“Crime motivated by hate leaves a deep, lasting scar that can corrode and ripple through society," said Attorney General Becerra. "That’s why, with Americans already reeling from a public health crisis, we must prevent trumped up rhetoric from tearing our communities apart. A virus does not have a race or religion, nor does it choose its victims based on race, creed, or color. We must defeat COVID-19 together. Spewing hate and blame makes that job more difficult. Today’s bulletin is a reminder that California will tackle COVID-19 and hate crimes together."

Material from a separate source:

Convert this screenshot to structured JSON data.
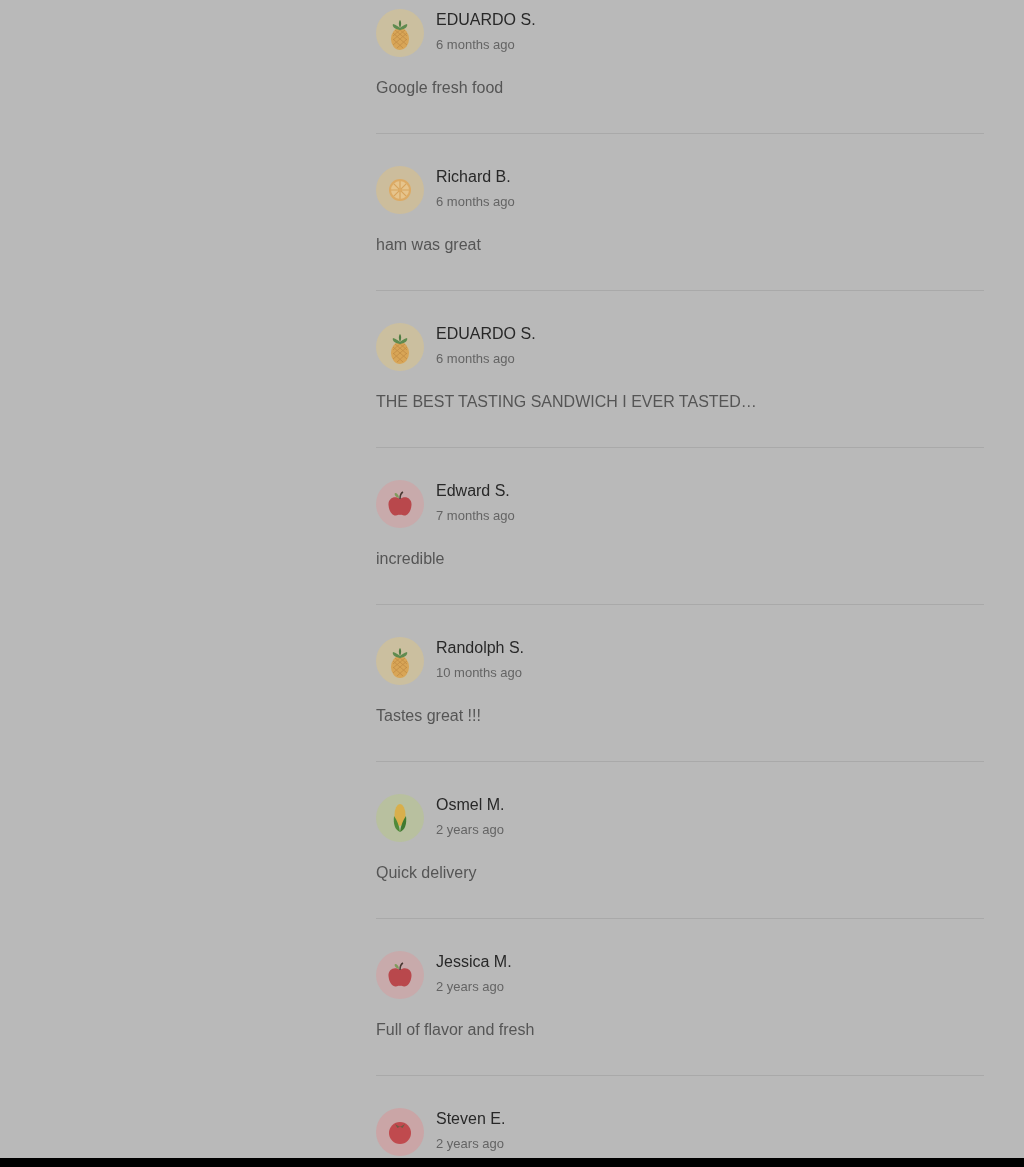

Hate crimes are serious crimes that may result in imprisonment or jail time for offenders. The California Department of Justice is issuing this bulletin to provide an updated summary and reminder to local law enforcement agencies about the multiple California criminal laws that prohibit hate crimes and provide enhanced penalties for specified hate-related acts. Under California law, a hate crime is defined as a criminal act committed, in whole or in part, because of the victim's actual or perceived disability, gender, nationality, race or ethnicity, religion, or sexual orientation. Hate crimes also include criminal acts committed, in whole or in part, because of a person’s association with a person or group with one or more of these actual or perceived characteristics. Hate crimes are distinct from hate incidents, which are actions or behaviors motivated by hate that are protected by the First Amendment right to freedom of expression. Examples of hate incidents include name-calling, insults, and distributing hate material in public places. If a hate incident starts to threaten a person or property, it may become a hate crime.
If you believe you or someone you know has been the victim of a hate crime, notify local law enforcement and consider taking the following steps:
Please also be aware that California law prohibits law enforcement from asking individuals, including those who are reporting or are victims of potential crimes, about their immigration status, unless the information is necessary to certify the victim for a U or T visa. More information on state and federal laws protecting immigrant victims of crime is available here.
Many legal aid clinics are offering telephone appointments while their physical offices are closed. These clinics provide free or low-cost civil legal assistance to low-income Californians. To find a clinic in your region, visit the State Bar. Information on additional resources for victims of hate crimes is available through the Victims of Crime Resource Center. For the latest on COVID-19 preparedness, please visit https://covid19.ca.gov/.
Information on hate crime statistics in California is currently available through 2018 on OpenJustice.
A copy of the bulletin is available here.